A recent family tragedy in the Philippines really brings home the profound dislocation and loss that is the other wing of migration. That’s why the butterfly symbol for migration is based on broken assumptions. Assumptions that people come to the US because they want to, rather than forced to by the ravages of global capital. Only people in the 1st world can imagine migration without the accompanying loss and heartbreak. We believe the narrative of the migrant who wins the lottery to the land of milk and honey and builds a better life for her and her children. “How lucky they are,” we say.

This narrative misses the tragedy that forces entire populations from their homeland. 10,000 Filipinos leave the Philippines because they are driven out by economic forces. Children are gathering at the Mexican side of the US border because of desperate bid for survival. Humans are social creatures, we build families and communities because we need them for our physical, spiritual and mental survival.
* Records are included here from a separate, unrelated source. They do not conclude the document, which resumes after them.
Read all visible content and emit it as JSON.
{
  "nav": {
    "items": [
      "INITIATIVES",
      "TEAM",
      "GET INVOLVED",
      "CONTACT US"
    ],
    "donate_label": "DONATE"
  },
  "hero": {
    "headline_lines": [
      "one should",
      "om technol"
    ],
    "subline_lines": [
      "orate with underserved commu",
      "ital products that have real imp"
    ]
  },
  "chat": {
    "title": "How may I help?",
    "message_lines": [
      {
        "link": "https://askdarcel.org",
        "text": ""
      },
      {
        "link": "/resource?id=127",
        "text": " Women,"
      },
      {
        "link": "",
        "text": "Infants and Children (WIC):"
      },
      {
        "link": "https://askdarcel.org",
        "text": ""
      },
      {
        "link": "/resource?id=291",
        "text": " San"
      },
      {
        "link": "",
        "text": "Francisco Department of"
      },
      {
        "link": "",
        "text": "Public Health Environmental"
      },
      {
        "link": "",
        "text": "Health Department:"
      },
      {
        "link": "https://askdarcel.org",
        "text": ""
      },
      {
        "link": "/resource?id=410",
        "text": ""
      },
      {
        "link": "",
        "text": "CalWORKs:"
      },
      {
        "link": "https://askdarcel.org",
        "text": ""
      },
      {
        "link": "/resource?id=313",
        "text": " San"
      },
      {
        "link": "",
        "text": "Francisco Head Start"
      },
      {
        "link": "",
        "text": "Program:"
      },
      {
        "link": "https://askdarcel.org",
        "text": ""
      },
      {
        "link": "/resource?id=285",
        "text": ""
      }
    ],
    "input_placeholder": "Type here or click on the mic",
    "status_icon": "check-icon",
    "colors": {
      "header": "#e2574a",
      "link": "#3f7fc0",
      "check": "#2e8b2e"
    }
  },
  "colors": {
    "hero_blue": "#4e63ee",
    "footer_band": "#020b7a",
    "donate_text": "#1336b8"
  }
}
When we lose our families, our communities, we suffer profound trauma.

Imagine the life of the overseas workers, whom successive Filipino Presidents refer to as “heros of the economy.” Births, deaths, illnesses, and marriages happen half a world away. Children grow up without their mother, while their mother spend their days taking care of 1st world children or aging parents.

Back in the Philippines, neighborhoods are without mothers but littered with little mcMansions, gated monuments to the hard, break breaking labor of Filipino overseas workers. These homes conspicuously rise up, between bamboo houses and thatched roofs, concrete hopes of these women, who send money every month, while living in tiny NYC apartments, sharing a room. They scrub, wipe the asses of babies and the elderly, with the dream of retiring in their homeland, in their gated, concrete homes. They hold onto this fantasy as they watch their children grow up without them, miss funerals, and one year death anniversaries, Skype being a terrible substitute for actually living their lives with their families and communities.

When we received the phone call, telling us that a close family member just had a massive stroke and was on life support – There was nothing we could do. If we were in the Philippines, we could hold each other, grieve together, make food for the soon-to-be widow. But here? Here, life goes on, and we can only grieve by ourselves, wire money, light a candle. And wonder why we are a world apart.

And it is not just the big moments. It is the small ones, the sense of dislocation, not knowing your way, experiencing US racism, raising children in a land and language not your own.

But today, it is a big moment – a death of a loved one that brings the price of separation home. Can his grandson get off of school for a week? Can we afford tickets and time off work? In the Philippines, when someone dies, we do something like sitting shiva. The body is embalmed and comes back to the house and loved ones stay up all night with the body, neighbors come, food is eaten, cards played until sunrise. This goes on for an impossible 10-15 days. At the end, you are so exhausted, you are like a towel wrung out, all your grief spent, at least for a short time. Your loved one is buried and then you sleep. Here, we can’t join with the community to wring ourselves out.

RIP, to a fabulous farmer who always woke before sunrise and grew some of the most delicious rice I have ever eaten.